:: Problem description ::
Within the entries that follow, report how many lines contain the word "amount", giving the number by itself.

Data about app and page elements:
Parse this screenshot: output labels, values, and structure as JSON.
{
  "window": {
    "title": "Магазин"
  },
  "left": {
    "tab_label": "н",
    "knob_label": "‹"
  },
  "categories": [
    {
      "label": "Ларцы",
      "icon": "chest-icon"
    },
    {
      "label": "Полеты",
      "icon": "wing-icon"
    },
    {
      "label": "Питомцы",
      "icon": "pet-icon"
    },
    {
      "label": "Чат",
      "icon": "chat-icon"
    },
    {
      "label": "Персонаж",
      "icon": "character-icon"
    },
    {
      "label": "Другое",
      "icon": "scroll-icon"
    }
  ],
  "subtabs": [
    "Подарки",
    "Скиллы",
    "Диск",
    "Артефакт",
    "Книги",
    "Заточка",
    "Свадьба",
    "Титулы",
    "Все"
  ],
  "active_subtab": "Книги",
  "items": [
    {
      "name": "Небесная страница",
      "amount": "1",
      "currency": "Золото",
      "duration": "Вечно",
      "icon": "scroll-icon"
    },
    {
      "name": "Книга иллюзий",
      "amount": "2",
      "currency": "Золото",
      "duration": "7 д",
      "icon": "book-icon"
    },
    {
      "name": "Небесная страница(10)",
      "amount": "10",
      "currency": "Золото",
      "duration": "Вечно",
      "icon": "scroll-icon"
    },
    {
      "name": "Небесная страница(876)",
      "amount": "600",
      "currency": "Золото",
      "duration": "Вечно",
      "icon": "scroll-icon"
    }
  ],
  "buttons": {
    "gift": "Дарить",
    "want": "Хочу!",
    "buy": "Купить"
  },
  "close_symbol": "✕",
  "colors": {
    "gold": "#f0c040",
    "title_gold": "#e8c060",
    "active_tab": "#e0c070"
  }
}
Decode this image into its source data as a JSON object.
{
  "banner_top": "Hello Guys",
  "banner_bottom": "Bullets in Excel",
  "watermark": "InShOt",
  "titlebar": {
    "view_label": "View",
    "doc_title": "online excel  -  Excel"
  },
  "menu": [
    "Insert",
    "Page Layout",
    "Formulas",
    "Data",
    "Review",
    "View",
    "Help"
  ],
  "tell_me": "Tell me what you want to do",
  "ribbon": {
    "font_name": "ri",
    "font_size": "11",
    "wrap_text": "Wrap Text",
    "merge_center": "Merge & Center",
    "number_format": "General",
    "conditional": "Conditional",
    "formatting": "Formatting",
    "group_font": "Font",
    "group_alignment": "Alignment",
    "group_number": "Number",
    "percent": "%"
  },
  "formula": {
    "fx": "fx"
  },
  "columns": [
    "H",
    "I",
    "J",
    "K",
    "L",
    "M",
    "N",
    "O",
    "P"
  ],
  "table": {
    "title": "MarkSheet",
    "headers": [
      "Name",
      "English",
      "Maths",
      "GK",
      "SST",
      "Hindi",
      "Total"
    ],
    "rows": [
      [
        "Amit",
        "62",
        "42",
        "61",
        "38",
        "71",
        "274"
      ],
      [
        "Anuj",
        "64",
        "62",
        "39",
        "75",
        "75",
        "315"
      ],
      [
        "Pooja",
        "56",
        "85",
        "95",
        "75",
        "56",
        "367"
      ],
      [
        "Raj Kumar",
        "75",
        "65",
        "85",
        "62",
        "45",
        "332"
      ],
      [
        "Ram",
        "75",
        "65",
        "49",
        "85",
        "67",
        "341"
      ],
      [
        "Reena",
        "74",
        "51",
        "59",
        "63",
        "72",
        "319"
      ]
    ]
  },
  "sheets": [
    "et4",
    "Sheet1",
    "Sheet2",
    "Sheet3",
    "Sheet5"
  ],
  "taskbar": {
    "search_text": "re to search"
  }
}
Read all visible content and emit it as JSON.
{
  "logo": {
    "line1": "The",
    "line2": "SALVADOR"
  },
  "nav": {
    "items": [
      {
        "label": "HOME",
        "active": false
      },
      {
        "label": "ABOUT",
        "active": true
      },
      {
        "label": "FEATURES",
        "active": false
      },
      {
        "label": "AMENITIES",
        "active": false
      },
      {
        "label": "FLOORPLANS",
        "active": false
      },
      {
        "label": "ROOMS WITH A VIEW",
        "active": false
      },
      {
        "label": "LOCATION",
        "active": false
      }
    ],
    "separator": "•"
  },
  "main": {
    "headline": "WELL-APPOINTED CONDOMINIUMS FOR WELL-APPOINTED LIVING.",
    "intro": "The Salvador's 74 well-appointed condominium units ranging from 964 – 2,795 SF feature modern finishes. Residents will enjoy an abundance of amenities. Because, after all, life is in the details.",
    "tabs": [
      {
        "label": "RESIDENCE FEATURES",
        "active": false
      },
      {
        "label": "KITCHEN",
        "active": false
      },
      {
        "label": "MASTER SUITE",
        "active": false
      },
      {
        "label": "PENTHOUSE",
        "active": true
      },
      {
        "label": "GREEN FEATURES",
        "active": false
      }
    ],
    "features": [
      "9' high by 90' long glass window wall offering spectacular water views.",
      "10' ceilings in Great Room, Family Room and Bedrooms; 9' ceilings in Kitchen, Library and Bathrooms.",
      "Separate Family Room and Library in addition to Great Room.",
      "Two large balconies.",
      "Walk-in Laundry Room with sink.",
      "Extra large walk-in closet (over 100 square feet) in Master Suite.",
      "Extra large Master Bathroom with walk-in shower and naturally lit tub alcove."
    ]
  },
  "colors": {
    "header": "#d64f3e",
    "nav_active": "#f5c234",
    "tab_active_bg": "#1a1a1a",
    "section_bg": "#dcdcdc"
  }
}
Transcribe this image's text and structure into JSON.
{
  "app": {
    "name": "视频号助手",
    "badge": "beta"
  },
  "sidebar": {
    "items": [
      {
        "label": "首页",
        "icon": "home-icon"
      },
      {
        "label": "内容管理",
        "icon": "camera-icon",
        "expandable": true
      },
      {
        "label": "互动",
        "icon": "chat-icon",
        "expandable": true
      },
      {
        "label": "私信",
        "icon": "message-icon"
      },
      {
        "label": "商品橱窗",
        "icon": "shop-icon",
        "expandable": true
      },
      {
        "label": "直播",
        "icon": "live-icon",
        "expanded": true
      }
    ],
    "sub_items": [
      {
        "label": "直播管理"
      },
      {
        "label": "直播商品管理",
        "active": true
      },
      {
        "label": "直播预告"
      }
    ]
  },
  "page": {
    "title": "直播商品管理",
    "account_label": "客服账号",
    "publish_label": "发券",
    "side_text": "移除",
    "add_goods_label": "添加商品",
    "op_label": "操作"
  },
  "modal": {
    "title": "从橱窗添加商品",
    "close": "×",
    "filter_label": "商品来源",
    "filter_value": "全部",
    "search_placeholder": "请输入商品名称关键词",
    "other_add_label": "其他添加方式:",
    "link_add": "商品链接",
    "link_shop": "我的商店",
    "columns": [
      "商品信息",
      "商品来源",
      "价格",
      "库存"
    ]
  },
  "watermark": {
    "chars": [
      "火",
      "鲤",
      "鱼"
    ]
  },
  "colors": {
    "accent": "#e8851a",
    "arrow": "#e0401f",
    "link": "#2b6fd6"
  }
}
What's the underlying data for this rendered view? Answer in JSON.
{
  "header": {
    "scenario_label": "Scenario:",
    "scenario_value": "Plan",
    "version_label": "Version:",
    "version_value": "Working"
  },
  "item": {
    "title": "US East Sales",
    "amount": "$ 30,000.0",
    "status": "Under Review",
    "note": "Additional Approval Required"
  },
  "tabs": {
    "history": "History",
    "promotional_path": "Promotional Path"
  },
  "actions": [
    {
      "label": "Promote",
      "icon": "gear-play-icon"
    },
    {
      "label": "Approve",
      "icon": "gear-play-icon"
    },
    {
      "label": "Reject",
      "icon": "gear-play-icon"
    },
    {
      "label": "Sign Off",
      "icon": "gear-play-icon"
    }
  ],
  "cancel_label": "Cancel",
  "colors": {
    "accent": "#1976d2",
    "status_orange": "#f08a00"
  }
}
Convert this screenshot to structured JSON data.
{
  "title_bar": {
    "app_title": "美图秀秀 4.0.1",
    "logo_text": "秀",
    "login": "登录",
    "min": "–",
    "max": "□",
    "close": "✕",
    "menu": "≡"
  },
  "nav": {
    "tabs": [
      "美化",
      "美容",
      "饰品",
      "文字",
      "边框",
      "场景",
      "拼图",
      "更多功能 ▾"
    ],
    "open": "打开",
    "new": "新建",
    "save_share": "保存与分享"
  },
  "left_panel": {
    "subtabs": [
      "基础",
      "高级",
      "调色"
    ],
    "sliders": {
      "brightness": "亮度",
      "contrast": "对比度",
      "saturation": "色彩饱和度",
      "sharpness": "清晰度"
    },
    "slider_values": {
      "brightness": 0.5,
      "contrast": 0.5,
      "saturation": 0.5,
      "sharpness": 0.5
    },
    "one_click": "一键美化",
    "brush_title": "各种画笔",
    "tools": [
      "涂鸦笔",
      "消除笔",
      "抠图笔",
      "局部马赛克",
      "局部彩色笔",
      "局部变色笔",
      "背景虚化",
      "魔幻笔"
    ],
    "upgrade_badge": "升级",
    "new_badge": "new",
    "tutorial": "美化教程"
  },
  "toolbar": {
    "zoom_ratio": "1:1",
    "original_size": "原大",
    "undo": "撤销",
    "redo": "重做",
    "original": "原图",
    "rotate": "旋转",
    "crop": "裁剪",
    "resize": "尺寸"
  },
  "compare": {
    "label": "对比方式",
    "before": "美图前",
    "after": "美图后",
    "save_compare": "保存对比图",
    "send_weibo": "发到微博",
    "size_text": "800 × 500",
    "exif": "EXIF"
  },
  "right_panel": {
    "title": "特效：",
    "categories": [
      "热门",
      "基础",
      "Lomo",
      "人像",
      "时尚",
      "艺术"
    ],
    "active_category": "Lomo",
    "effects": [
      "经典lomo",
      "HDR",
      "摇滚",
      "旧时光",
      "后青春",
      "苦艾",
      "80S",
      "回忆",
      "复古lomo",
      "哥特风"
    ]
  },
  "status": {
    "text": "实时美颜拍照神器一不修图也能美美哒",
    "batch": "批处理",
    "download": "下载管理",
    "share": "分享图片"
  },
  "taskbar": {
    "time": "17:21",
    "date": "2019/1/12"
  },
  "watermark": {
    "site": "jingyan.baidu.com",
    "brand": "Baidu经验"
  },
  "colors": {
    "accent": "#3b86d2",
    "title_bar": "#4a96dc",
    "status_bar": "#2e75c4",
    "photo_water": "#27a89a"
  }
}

:: Completed task ::
5